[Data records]
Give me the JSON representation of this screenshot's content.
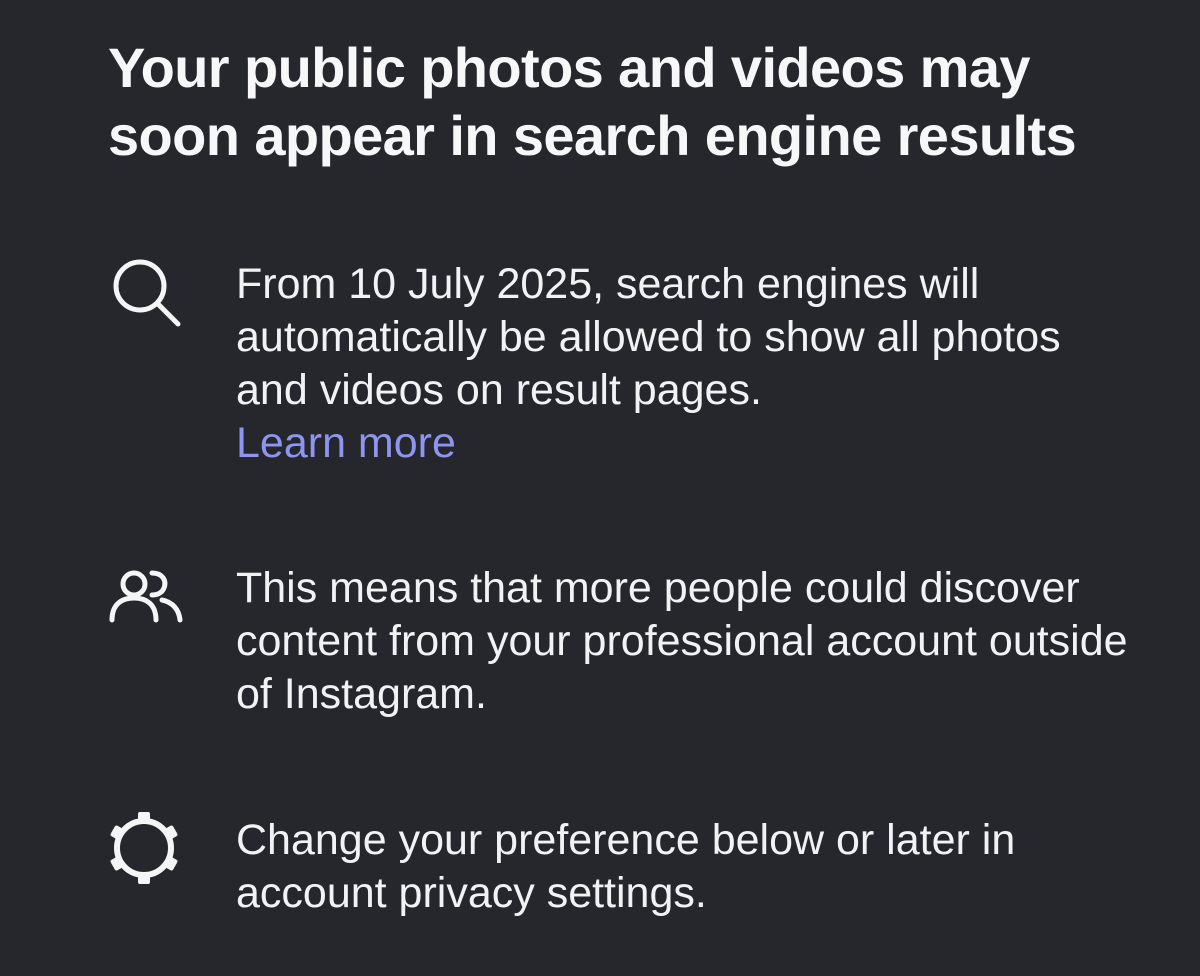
{
  "title": "Your public photos and videos may soon appear in search engine results",
  "colors": {
    "background": "#25272c",
    "text": "#f2f2f4",
    "link": "#8c96f0"
  },
  "items": [
    {
      "icon": "search-icon",
      "text": "From 10 July 2025, search engines will automatically be allowed to show all photos and videos on result pages.",
      "link": "Learn more"
    },
    {
      "icon": "people-icon",
      "text": "This means that more people could discover content from your professional account outside of Instagram."
    },
    {
      "icon": "gear-icon",
      "text": "Change your preference below or later in account privacy settings."
    }
  ]
}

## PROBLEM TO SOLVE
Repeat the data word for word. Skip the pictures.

## RESPONSE TO THIS TASK
Give me the JSON representation of this screenshot's content.
{
  "title": "Your public photos and videos may soon appear in search engine results",
  "colors": {
    "background": "#25272c",
    "text": "#f2f2f4",
    "link": "#8c96f0"
  },
  "items": [
    {
      "icon": "search-icon",
      "text": "From 10 July 2025, search engines will automatically be allowed to show all photos and videos on result pages.",
      "link": "Learn more"
    },
    {
      "icon": "people-icon",
      "text": "This means that more people could discover content from your professional account outside of Instagram."
    },
    {
      "icon": "gear-icon",
      "text": "Change your preference below or later in account privacy settings."
    }
  ]
}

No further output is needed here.